LANSING, Mich. — State Sen. Patrick Colbeck, R-Canton, reflected on his time in the Senate after listening to Gov. Rick Snyder’s 2018 State of the State address on Tuesday.
Colbeck noted that his public service began in 2011, the same year that Snyder began serving as governor. The two elected officials were able to make significant improvements in the state of our state as a result of policy positions shared by the senator and governor.
However, there were also points of difference on issues that will linger well after Snyder’s final term of office has expired, Colbeck said.
“In the wake of the passage of Michigan’s Right to Work legislation, the state has created 540,000 private sector jobs,” Colbeck said. “I was honored to have led the effort to restore the freedom of assembly to our workers and am happy to note that our job growth has also been accompanied by an average growth in income on the order of $10,000 per Michigan resident. This data stands in stark contrast to the ‘right to work for less’ claims by opponents of that legislation.”

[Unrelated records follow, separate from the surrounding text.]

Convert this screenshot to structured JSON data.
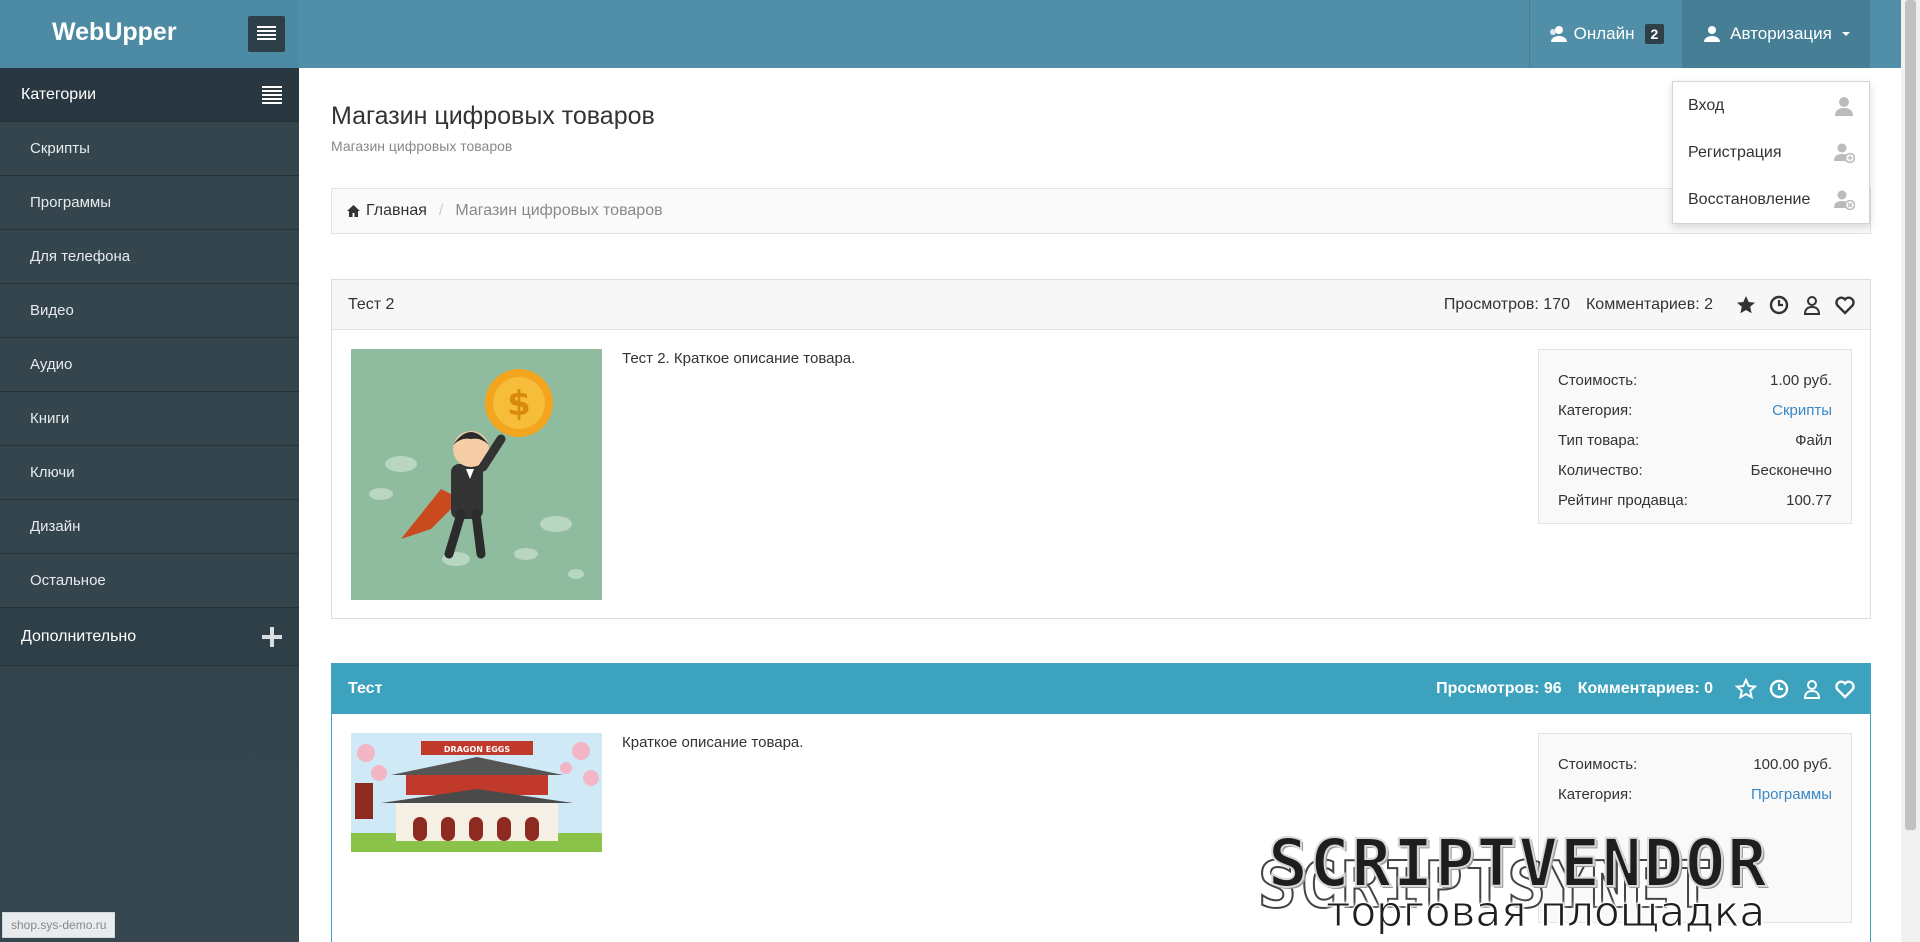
{
  "header": {
    "brand": "WebUpper",
    "online_label": "Онлайн",
    "online_count": "2",
    "auth_label": "Авторизация"
  },
  "auth_menu": {
    "items": [
      {
        "label": "Вход",
        "icon": "user-icon"
      },
      {
        "label": "Регистрация",
        "icon": "user-add-icon"
      },
      {
        "label": "Восстановление",
        "icon": "user-remove-icon"
      }
    ]
  },
  "sidebar": {
    "heading": "Категории",
    "items": [
      {
        "label": "Скрипты"
      },
      {
        "label": "Программы"
      },
      {
        "label": "Для телефона"
      },
      {
        "label": "Видео"
      },
      {
        "label": "Аудио"
      },
      {
        "label": "Книги"
      },
      {
        "label": "Ключи"
      },
      {
        "label": "Дизайн"
      },
      {
        "label": "Остальное"
      }
    ],
    "extra": "Дополнительно",
    "status_url": "shop.sys-demo.ru"
  },
  "page": {
    "title": "Магазин цифровых товаров",
    "subtitle": "Магазин цифровых товаров"
  },
  "breadcrumb": {
    "home": "Главная",
    "current": "Магазин цифровых товаров"
  },
  "products": [
    {
      "title": "Тест 2",
      "views": "Просмотров: 170",
      "comments": "Комментариев: 2",
      "description": "Тест 2. Краткое описание товара.",
      "info": [
        {
          "label": "Стоимость:",
          "value": "1.00 руб."
        },
        {
          "label": "Категория:",
          "value": "Скрипты"
        },
        {
          "label": "Тип товара:",
          "value": "Файл"
        },
        {
          "label": "Количество:",
          "value": "Бесконечно"
        },
        {
          "label": "Рейтинг продавца:",
          "value": "100.77"
        }
      ]
    },
    {
      "title": "Тест",
      "views": "Просмотров: 96",
      "comments": "Комментариев: 0",
      "description": "Краткое описание товара.",
      "info": [
        {
          "label": "Стоимость:",
          "value": "100.00 руб."
        },
        {
          "label": "Категория:",
          "value": "Программы"
        }
      ]
    }
  ],
  "watermark": {
    "main": "SCRIPTVENDOR",
    "ghost": "SCRIPTSYNET",
    "sub": "торговая площадка"
  },
  "colors": {
    "topbar": "#518fa8",
    "sidebar": "#2f3f48",
    "accent": "#3da2bd",
    "link": "#3a88c6"
  }
}
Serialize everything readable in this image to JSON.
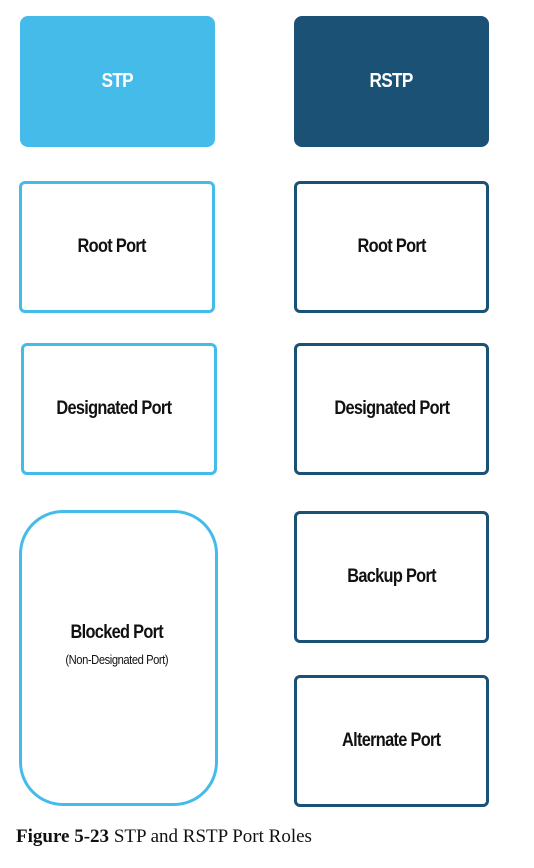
{
  "stp": {
    "header": "STP",
    "roles": {
      "root": "Root Port",
      "designated": "Designated Port",
      "blocked": "Blocked Port",
      "blocked_note": "(Non-Designated Port)"
    }
  },
  "rstp": {
    "header": "RSTP",
    "roles": {
      "root": "Root Port",
      "designated": "Designated Port",
      "backup": "Backup Port",
      "alternate": "Alternate Port"
    }
  },
  "caption": {
    "figure_number": "Figure 5-23",
    "text": "STP and RSTP Port Roles"
  },
  "colors": {
    "stp": "#45bbea",
    "rstp": "#1a5175"
  }
}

Michigan currently leads the nation with over 122,800 additional manufacturing jobs added since 2010. The governor’s speech gave an example of successful initiatives in this area, such as the Roush Veterans Initiatives Program, and also recognized Kyle Jastren as a participant of the program who successfully transitioned from military life as a Marine who is now moving up the ranks at Roush. Jastren, a constituent from Sen. Colbeck’s district, was in attendance and was recognized by the audience.
“In 2010, I pledged to make Michigan number one in job growth,” Colbeck said. “We have achieved this objective in manufacturing, but there is much more work to do to ensure that all of our residents are able to experience the economic rebound from Michigan’s ‘Lost Decade.’”
Colbeck cited significant policy differences between himself and the governor as barriers to what would have been an even better state of the state. For example, the senator opposed policies that increased the size of government, such as the gas tax and registration fee hikes, the Senior Pension Tax hike, and the expansion of Obamacare known as Healthy Michigan.
“Governor Snyder claims that the 670,000 new Medicaid enrollees resulting from the passage of Healthy Michigan indicates success,” Colbeck said. “I believe that any time we make more Michigan residents dependent upon the government, it indicates failure. To make matters worse, Healthy Michigan is not very healthy. As with other components of Obamacare, the projected ‘savings’ for Michigan’s Medicaid Expansion program have not materialized, and it is primed for automatic repeal in 2020 due to the lack of savings.
“Without this repeal, the state would be on the hook for hundreds of millions of dollars of additional expenses that would drain resources from other priorities, such as roads and education. Overall, Michigan is in much better shape than when we started, but we could be doing even better if government had tuned out the lobbyists pushing for a big government agenda.”